Omri grew curious how the Galilean was doing. They had roughed him up a quite a bit. Omri had held him while the others had done most of the beating. It surprised Omri how his companions were capable of such lust and violence when only a few minutes before they were joking civilly from their hideout. He decided to go back and take a look. He approached the scene of violence and saw that the man was still lying on the road. At this time of day there was a lot more traffic. As he looked on hidden he was surprised that no one seemed to stop for the man.
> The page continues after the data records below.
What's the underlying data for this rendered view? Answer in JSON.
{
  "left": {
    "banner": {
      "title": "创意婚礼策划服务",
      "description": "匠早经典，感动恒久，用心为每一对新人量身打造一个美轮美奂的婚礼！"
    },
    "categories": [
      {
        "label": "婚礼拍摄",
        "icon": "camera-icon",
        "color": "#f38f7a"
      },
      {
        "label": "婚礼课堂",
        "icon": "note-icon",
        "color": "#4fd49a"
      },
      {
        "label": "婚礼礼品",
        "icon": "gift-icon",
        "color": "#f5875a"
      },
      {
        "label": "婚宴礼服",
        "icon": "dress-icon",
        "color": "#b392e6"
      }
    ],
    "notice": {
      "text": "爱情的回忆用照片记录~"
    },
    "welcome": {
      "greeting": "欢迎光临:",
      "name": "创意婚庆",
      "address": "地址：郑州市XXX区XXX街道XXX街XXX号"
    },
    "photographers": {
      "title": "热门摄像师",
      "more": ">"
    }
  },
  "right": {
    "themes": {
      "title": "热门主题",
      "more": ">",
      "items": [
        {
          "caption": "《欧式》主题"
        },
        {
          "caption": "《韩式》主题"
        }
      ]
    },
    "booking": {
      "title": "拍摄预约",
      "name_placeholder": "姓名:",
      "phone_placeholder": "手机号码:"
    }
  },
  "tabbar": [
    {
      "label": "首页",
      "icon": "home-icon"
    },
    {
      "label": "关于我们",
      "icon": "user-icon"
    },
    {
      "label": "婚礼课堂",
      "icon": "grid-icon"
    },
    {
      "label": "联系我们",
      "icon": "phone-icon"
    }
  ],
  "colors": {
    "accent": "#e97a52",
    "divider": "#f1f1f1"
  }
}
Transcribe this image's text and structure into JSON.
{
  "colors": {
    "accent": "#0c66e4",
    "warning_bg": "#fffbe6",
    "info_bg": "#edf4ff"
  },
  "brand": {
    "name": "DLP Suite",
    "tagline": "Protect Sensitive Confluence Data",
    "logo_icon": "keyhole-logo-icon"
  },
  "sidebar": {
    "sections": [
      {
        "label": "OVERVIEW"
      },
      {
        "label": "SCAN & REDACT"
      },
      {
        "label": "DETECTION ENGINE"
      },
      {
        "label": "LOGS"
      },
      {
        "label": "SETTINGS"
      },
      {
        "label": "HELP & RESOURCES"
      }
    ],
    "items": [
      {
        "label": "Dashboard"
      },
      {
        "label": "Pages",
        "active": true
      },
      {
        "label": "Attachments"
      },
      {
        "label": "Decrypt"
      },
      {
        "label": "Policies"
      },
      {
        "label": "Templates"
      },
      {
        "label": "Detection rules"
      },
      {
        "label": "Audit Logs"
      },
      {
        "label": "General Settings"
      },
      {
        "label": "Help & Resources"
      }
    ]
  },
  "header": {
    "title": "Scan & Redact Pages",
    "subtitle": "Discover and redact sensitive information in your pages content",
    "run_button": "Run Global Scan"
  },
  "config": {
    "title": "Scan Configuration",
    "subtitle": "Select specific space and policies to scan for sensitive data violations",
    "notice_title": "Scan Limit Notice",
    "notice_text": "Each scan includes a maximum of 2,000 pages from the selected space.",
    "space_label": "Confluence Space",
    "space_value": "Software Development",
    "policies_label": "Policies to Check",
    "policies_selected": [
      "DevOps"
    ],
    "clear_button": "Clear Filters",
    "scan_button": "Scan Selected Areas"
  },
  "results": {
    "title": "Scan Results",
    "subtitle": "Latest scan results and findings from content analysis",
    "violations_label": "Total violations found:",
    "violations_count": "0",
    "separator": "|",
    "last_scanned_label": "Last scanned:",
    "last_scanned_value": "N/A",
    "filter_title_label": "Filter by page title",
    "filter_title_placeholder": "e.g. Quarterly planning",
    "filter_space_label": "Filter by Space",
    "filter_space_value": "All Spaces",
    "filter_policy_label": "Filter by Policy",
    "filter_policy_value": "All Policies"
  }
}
In fact he even saw fellow countryman walk on. Perhaps this was a common occurrence in this part of the land?

He saw a priest walk by and drop a few coins to the wounded man. “Won’t do much good, he is as good as dead” said his fellow travelers. “Well, every little bit helps. A little good is better than no good at all. May God bless you” he said as he walked along.

Omri stayed there for several more hours, with each minute becoming more agitated that no one offered to help the man. “Is this a world I should like to live in? Where a person that can be so easily helped is ignored by all who pass by? What could be more important?” Certainly if this were in Samaria someone would offer to help. These Jews seemed to have no regard for human life. Omri was certain that if he were waking from Homesh to Shechem and found a wounded stranger, of course he would help him. Angry, he walked openly on the road past the Galilean and back down toward Galilee.

In the mid afternoon after he had had a good drink at the inn he could not think of anything else but the Galilean. What would become of him? Surely he must have a family. Who would care for them? All these thoughts came to him as they usually do to a man when he finds his actions are not in line with the way he esteems himself to be. Guilt, a reckoning and then a resolve. Surely the Galilean wouldn’t recognize him. Omri was sure of that. He was in a robe and came grime behind. The man never saw him coming. The blows from Enoch and Jonah were too swift. A perfect ambush.

As the sun began to set Omri approached the man lain in the dust. He stopped over closer and saw the man really was wounded.

“Hey”, said Omri.

“Hey”, the man weakly replied. Blood dried on his face.

“You look like you could use some help”.

“Not from a Samarian” the man wounded man defied.

“Well it doesn’t look like you have a lot of options. The sun is going down and I can tell you it only gets worse out here. Come here I’ll put you on my donkey and take you back to Jericho.” Omri didn’t give the man a chance to resist, picked him up and put him on the donkey and walked back down the road.

“What is a Samarian doing down here?” Said the man coughing up blood.

“Business. Probably the same reason a Galilean comes here.”

The man was quiet. Then spoke: “I have no money to pay you. I have nothing. You might as well have left me in the road. Are you going to leave me in the streets of Jericho? They are not much safer.”

The Samarian didn’t respond. He just kept walking. Curious onlookers looked at the beaten man and his unlikely younger companion as they walked through the village. They arrived at the inn where the Samarian had been that afternoon and Omri asked for a bed for the Galilean, paid for it and was about to leave, but turned to the beaten man.

“I’ll be back in a few days. Recover here, you’ve been badly hurt. I know you have no money. I’ll take care of payment” he said loud enough so as the inn keeper could hear him.

“Thank you”, said the wounded man. “I am very grateful for your kindness. What is your name?”

Omri, looked a bit away, then back and said: ” I’m just a Good Samaritan. That is all.”

“Well”, said the Galilean, “I am Joseph of Nazareth, son of Heli, and I thank you for this kind deed. I shall never forget it.”